You’re thinking about filing for bankruptcy in Ohio, but you don’t want it to eat up all of your time. Now, you’re wondering: how long is the bankruptcy process?
Depending on which type of bankruptcy you file for, Chapter 7 or Chapter 13, it could take a few months at the very least to up to five years. Learn more about how each type of bankruptcy works and how long you can expect them to last.
The Length of the Chapter 7 Bankruptcy Process
When you file for Chapter 7 bankruptcy, also called liquidation bankruptcy, you’ll have to turn over many of your assets in order to pay your debts. You’ll file for bankruptcy if you don’t have the means to pay for your debts. Some assets, like the home you live in and your car, are exempt. Other exemptions exist, so you don’t need to worry about having everything taken from you.
Typically, it will take about four months to file for bankruptcy, which includes applying for it, turning in the required information, paying a filing fee, and taking a credit counseling course. You will be debt-free from any dischargeable debts, including credit cards, personal loans, and medical bills. However, you will not be able to discharge student loans, alimony, child support, or taxes you owe to the government.
It will take up to 10 years for the Chapter 7 bankruptcy to be erased from your credit report. During this time, you won’t be able to take out new loans or lines of credit. But in the end, your credit score will go up, and you’ll get back on track and have a new beginning.
The Length of the Chapter 13 Bankruptcy Process
When you file for Chapter 13 bankruptcy, also called a wage earner’s plan or a repayment plan, you make a plan to pay back all or most of your debt to your creditors. You will need to make a plan to repay your creditors, go to credit counseling, file the petition, pay the filing fee, and list your property, its value, and your exemptions.

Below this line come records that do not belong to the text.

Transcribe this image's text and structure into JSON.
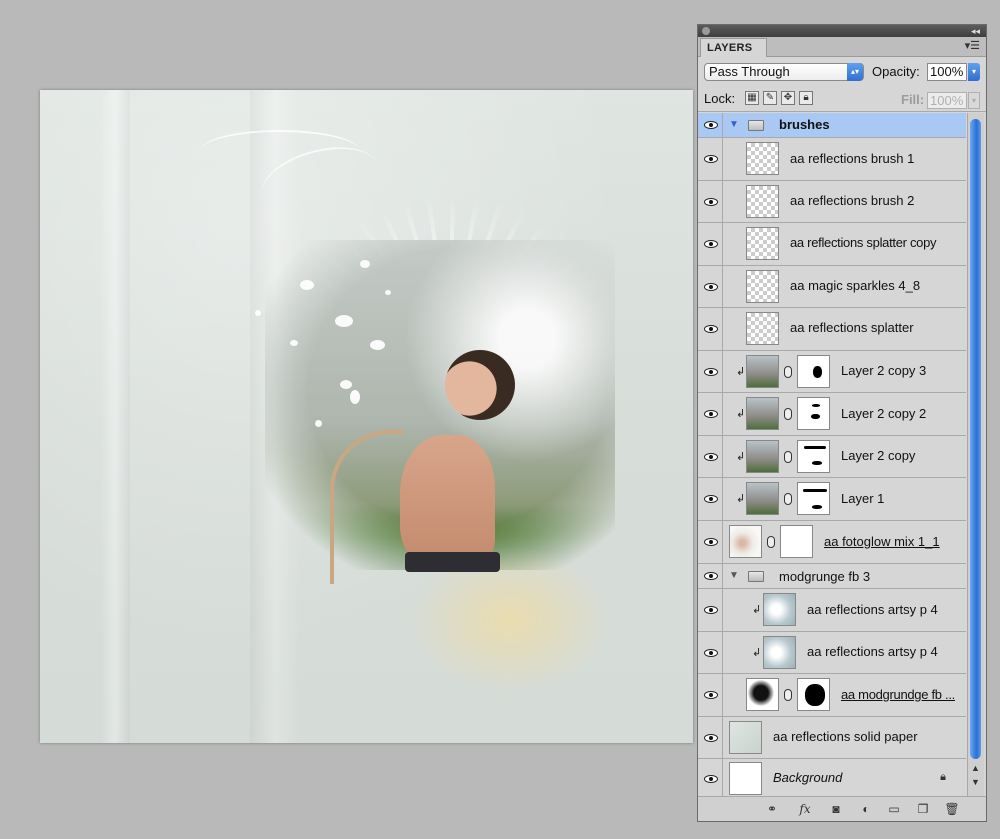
{
  "panel": {
    "tab_label": "LAYERS",
    "blend_mode": "Pass Through",
    "opacity_label": "Opacity:",
    "opacity_value": "100%",
    "lock_label": "Lock:",
    "fill_label": "Fill:",
    "fill_value": "100%"
  },
  "layers": [
    {
      "name": "brushes",
      "kind": "group",
      "selected": true
    },
    {
      "name": "aa reflections brush 1",
      "kind": "layer"
    },
    {
      "name": "aa reflections brush 2",
      "kind": "layer"
    },
    {
      "name": "aa reflections splatter copy",
      "kind": "layer"
    },
    {
      "name": "aa magic sparkles 4_8",
      "kind": "layer"
    },
    {
      "name": "aa reflections splatter",
      "kind": "layer"
    },
    {
      "name": "Layer 2 copy 3",
      "kind": "masked"
    },
    {
      "name": "Layer 2 copy 2",
      "kind": "masked"
    },
    {
      "name": "Layer 2 copy",
      "kind": "masked"
    },
    {
      "name": "Layer 1",
      "kind": "masked"
    },
    {
      "name": "aa fotoglow mix 1_1",
      "kind": "masked"
    },
    {
      "name": "modgrunge fb 3",
      "kind": "group"
    },
    {
      "name": "aa reflections artsy p 4",
      "kind": "clipped"
    },
    {
      "name": "aa reflections artsy p 4",
      "kind": "clipped"
    },
    {
      "name": "aa modgrundge fb ...",
      "kind": "masked"
    },
    {
      "name": "aa reflections solid paper",
      "kind": "layer"
    },
    {
      "name": "Background",
      "kind": "background"
    }
  ],
  "icons": {
    "visibility": "eye-icon",
    "folder": "folder-icon",
    "link": "link-icon",
    "lock": "lock-icon"
  },
  "colors": {
    "selection": "#a9c9f4",
    "scroll_accent": "#2a6fd8",
    "canvas_bg": "#b9b9b9"
  }
}
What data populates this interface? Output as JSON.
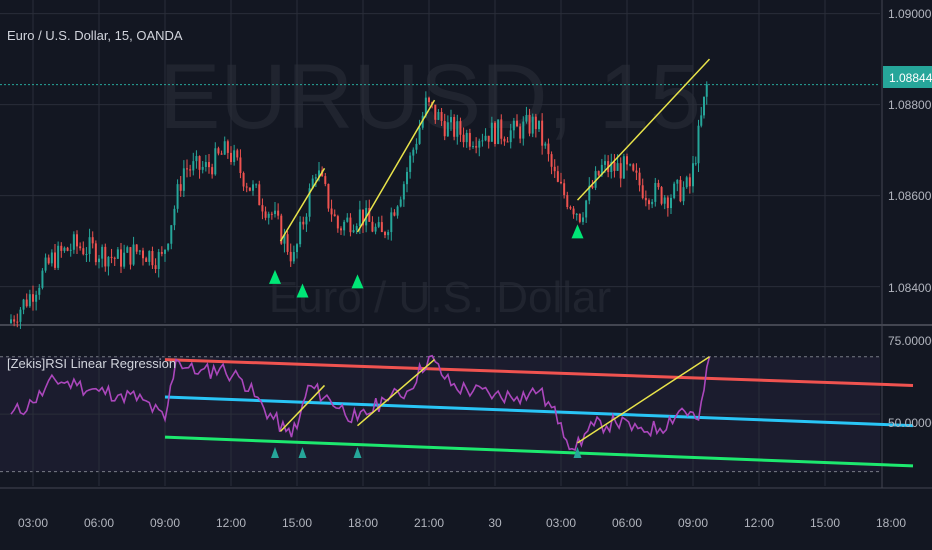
{
  "main_pane": {
    "title": "Euro / U.S. Dollar, 15, OANDA",
    "watermark_symbol": "EURUSD, 15",
    "watermark_name": "Euro / U.S. Dollar",
    "price_ticks": [
      "1.09000",
      "1.08800",
      "1.08600",
      "1.08400"
    ],
    "last_price": "1.08844"
  },
  "indicator_pane": {
    "title": "[Zekis]RSI Linear Regression",
    "ticks": [
      "75.00000",
      "50.00000"
    ]
  },
  "time_axis": {
    "labels": [
      "03:00",
      "06:00",
      "09:00",
      "12:00",
      "15:00",
      "18:00",
      "21:00",
      "30",
      "03:00",
      "06:00",
      "09:00",
      "12:00",
      "15:00",
      "18:00"
    ]
  },
  "colors": {
    "background": "#131722",
    "grid": "#2a2e39",
    "up_candle": "#26a69a",
    "down_candle": "#ef5350",
    "trend_line": "#e8e34a",
    "signal_marker": "#00e676",
    "last_price_line": "#26a69a",
    "rsi_line": "#ab47bc",
    "upper_band": "#f05350",
    "middle_band": "#29c5f6",
    "lower_band": "#1de96f"
  },
  "chart_data": {
    "type": "candlestick",
    "title": "Euro / U.S. Dollar, 15, OANDA",
    "x_ticks": [
      "03:00",
      "06:00",
      "09:00",
      "12:00",
      "15:00",
      "18:00",
      "21:00",
      "30",
      "03:00",
      "06:00",
      "09:00",
      "12:00",
      "15:00",
      "18:00"
    ],
    "price_ylim": [
      1.0832,
      1.0903
    ],
    "price_approx_path": [
      {
        "time": "02:00",
        "price": 1.0832
      },
      {
        "time": "03:00",
        "price": 1.0838
      },
      {
        "time": "04:00",
        "price": 1.0846
      },
      {
        "time": "05:00",
        "price": 1.0849
      },
      {
        "time": "06:00",
        "price": 1.0848
      },
      {
        "time": "07:00",
        "price": 1.0846
      },
      {
        "time": "08:00",
        "price": 1.0848
      },
      {
        "time": "09:00",
        "price": 1.0846
      },
      {
        "time": "10:00",
        "price": 1.0866
      },
      {
        "time": "11:00",
        "price": 1.0866
      },
      {
        "time": "12:00",
        "price": 1.087
      },
      {
        "time": "13:00",
        "price": 1.0862
      },
      {
        "time": "14:00",
        "price": 1.0856
      },
      {
        "time": "15:00",
        "price": 1.0846
      },
      {
        "time": "16:00",
        "price": 1.0866
      },
      {
        "time": "17:00",
        "price": 1.0853
      },
      {
        "time": "18:00",
        "price": 1.0856
      },
      {
        "time": "19:00",
        "price": 1.0851
      },
      {
        "time": "20:00",
        "price": 1.0863
      },
      {
        "time": "21:00",
        "price": 1.088
      },
      {
        "time": "22:00",
        "price": 1.0875
      },
      {
        "time": "23:00",
        "price": 1.0873
      },
      {
        "time": "00:00",
        "price": 1.0874
      },
      {
        "time": "01:00",
        "price": 1.0874
      },
      {
        "time": "02:00",
        "price": 1.0876
      },
      {
        "time": "03:00",
        "price": 1.0862
      },
      {
        "time": "04:00",
        "price": 1.0856
      },
      {
        "time": "05:00",
        "price": 1.0866
      },
      {
        "time": "06:00",
        "price": 1.0866
      },
      {
        "time": "07:00",
        "price": 1.0861
      },
      {
        "time": "08:00",
        "price": 1.086
      },
      {
        "time": "09:00",
        "price": 1.0862
      },
      {
        "time": "09:45",
        "price": 1.0884
      }
    ],
    "trend_lines": [
      {
        "from": {
          "time": "14:15",
          "price": 1.085
        },
        "to": {
          "time": "16:15",
          "price": 1.0866
        }
      },
      {
        "from": {
          "time": "17:45",
          "price": 1.0852
        },
        "to": {
          "time": "21:15",
          "price": 1.0881
        }
      },
      {
        "from": {
          "time": "03:45",
          "price": 1.0859
        },
        "to": {
          "time": "09:45",
          "price": 1.089
        }
      }
    ],
    "signals": [
      {
        "time": "14:00",
        "price": 1.0845
      },
      {
        "time": "15:15",
        "price": 1.0842
      },
      {
        "time": "17:45",
        "price": 1.0844
      },
      {
        "time": "03:45",
        "price": 1.0855
      }
    ],
    "last_price": 1.08844,
    "indicator": {
      "name": "[Zekis]RSI Linear Regression",
      "ylim": [
        25,
        80
      ],
      "levels": [
        70,
        30
      ],
      "rsi": [
        {
          "time": "02:00",
          "value": 50
        },
        {
          "time": "03:00",
          "value": 54
        },
        {
          "time": "04:00",
          "value": 62
        },
        {
          "time": "05:00",
          "value": 60
        },
        {
          "time": "06:00",
          "value": 58
        },
        {
          "time": "07:00",
          "value": 57
        },
        {
          "time": "08:00",
          "value": 55
        },
        {
          "time": "09:00",
          "value": 48
        },
        {
          "time": "09:30",
          "value": 69
        },
        {
          "time": "10:30",
          "value": 64
        },
        {
          "time": "11:30",
          "value": 66
        },
        {
          "time": "12:30",
          "value": 62
        },
        {
          "time": "13:30",
          "value": 52
        },
        {
          "time": "14:30",
          "value": 44
        },
        {
          "time": "15:00",
          "value": 45
        },
        {
          "time": "15:30",
          "value": 60
        },
        {
          "time": "16:30",
          "value": 55
        },
        {
          "time": "17:45",
          "value": 48
        },
        {
          "time": "19:00",
          "value": 55
        },
        {
          "time": "20:00",
          "value": 58
        },
        {
          "time": "21:00",
          "value": 70
        },
        {
          "time": "22:00",
          "value": 60
        },
        {
          "time": "23:00",
          "value": 58
        },
        {
          "time": "00:00",
          "value": 57
        },
        {
          "time": "01:00",
          "value": 56
        },
        {
          "time": "02:00",
          "value": 58
        },
        {
          "time": "03:00",
          "value": 47
        },
        {
          "time": "03:30",
          "value": 38
        },
        {
          "time": "04:30",
          "value": 46
        },
        {
          "time": "05:30",
          "value": 47
        },
        {
          "time": "06:30",
          "value": 45
        },
        {
          "time": "07:30",
          "value": 45
        },
        {
          "time": "08:30",
          "value": 52
        },
        {
          "time": "09:15",
          "value": 48
        },
        {
          "time": "09:45",
          "value": 70
        }
      ],
      "upper_band": [
        {
          "time": "09:00",
          "value": 69
        },
        {
          "time": "19:00",
          "value": 60
        }
      ],
      "middle_band": [
        {
          "time": "09:00",
          "value": 56
        },
        {
          "time": "19:00",
          "value": 46
        }
      ],
      "lower_band": [
        {
          "time": "09:00",
          "value": 42
        },
        {
          "time": "19:00",
          "value": 32
        }
      ],
      "trend_lines": [
        {
          "from": {
            "time": "14:15",
            "value": 44
          },
          "to": {
            "time": "16:15",
            "value": 60
          }
        },
        {
          "from": {
            "time": "17:45",
            "value": 46
          },
          "to": {
            "time": "21:15",
            "value": 69
          }
        },
        {
          "from": {
            "time": "03:45",
            "value": 40
          },
          "to": {
            "time": "09:45",
            "value": 70
          }
        }
      ],
      "signals": [
        "14:00",
        "15:15",
        "17:45",
        "03:45"
      ]
    }
  }
}
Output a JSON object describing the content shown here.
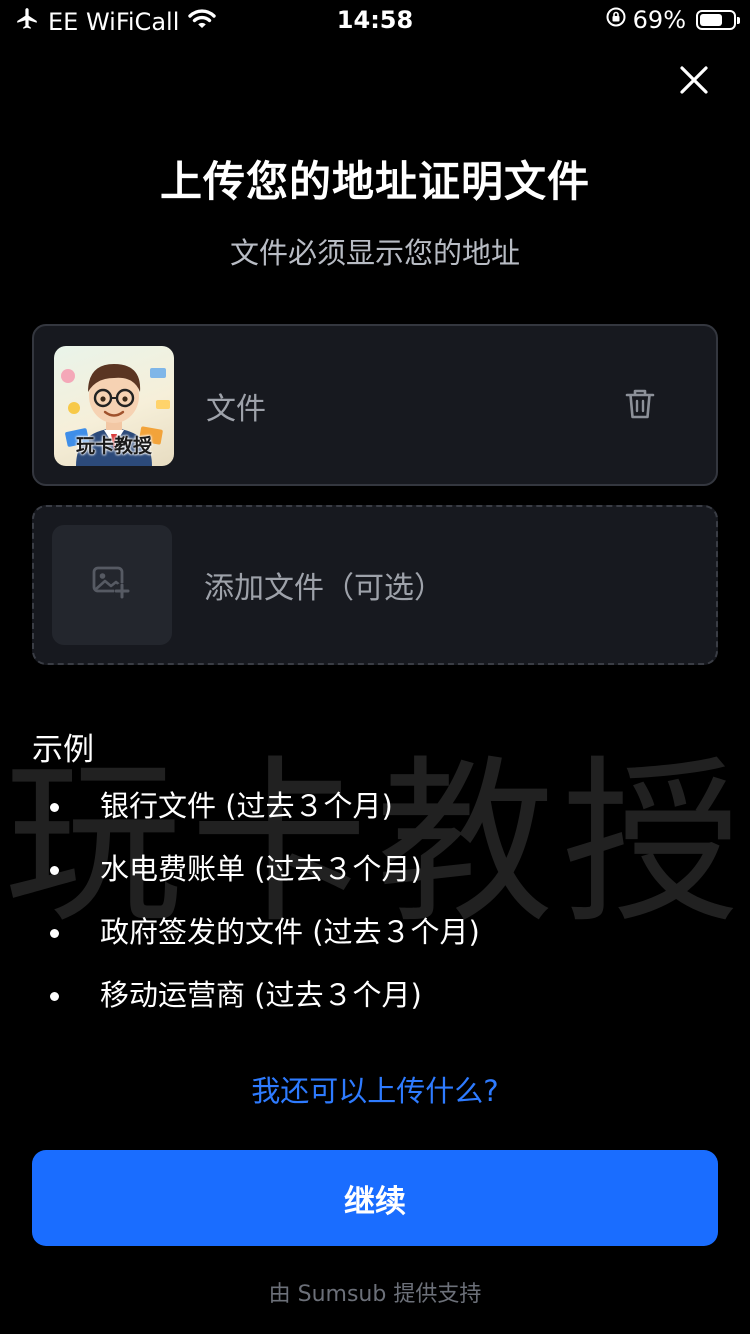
{
  "status_bar": {
    "carrier": "EE WiFiCall",
    "time": "14:58",
    "battery_percent": "69%",
    "battery_level": 0.69,
    "icons": [
      "airplane-icon",
      "wifi-icon",
      "orientation-lock-icon",
      "battery-icon"
    ]
  },
  "header": {
    "title": "上传您的地址证明文件",
    "subtitle": "文件必须显示您的地址"
  },
  "file_card": {
    "thumbnail_text": "玩卡教授",
    "file_label": "文件"
  },
  "add_card": {
    "label": "添加文件（可选）"
  },
  "watermark": "玩卡教授",
  "examples": {
    "heading": "示例",
    "items": [
      "银行文件 (过去３个月)",
      "水电费账单 (过去３个月)",
      "政府签发的文件 (过去３个月)",
      "移动运营商 (过去３个月)"
    ]
  },
  "link": {
    "more": "我还可以上传什么?"
  },
  "actions": {
    "continue": "继续"
  },
  "footer": {
    "powered_by": "由 Sumsub 提供支持"
  },
  "colors": {
    "background": "#000000",
    "card": "#17191f",
    "accent": "#1a6dff",
    "link": "#2e7bff"
  }
}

It will take three to five years for you to pay off your debts under Chapter 13. Then, once you’ve finished, it will take up to seven years for it to be erased from your credit report. Keep in mind that it could take less time for you to get back on track with your score, which is why it’s important to monitor it through free services like Experian and TransUnion.
Like with Chapter 7, you will see your credit score go up as you become more responsible with your credit. Just make sure that after those seven years are up, you continue to be financially responsible, and you don’t go back to square one.
By working with an Ohio bankruptcy attorney, you can determine which type of bankruptcy is right for you and file for it ASAP. You won’t have to be burdened by your debt anymore and can gain financial peace of mind as you forge a new path for yourself. Make sure you get in touch with an experienced attorney who can guide you.
Get in Touch With Richard P. Arthur
Richard P. Arthur, Attorney at Law, can help you file for Chapter 7 or Chapter 13 bankruptcy and get a fresh start. You can call 937-254-3738 for a consultation. He has more than three decades of experience helping clients in Dayton and Trotwood, as well as Montgomery, Greene, Miami, Clark, and Warren counties.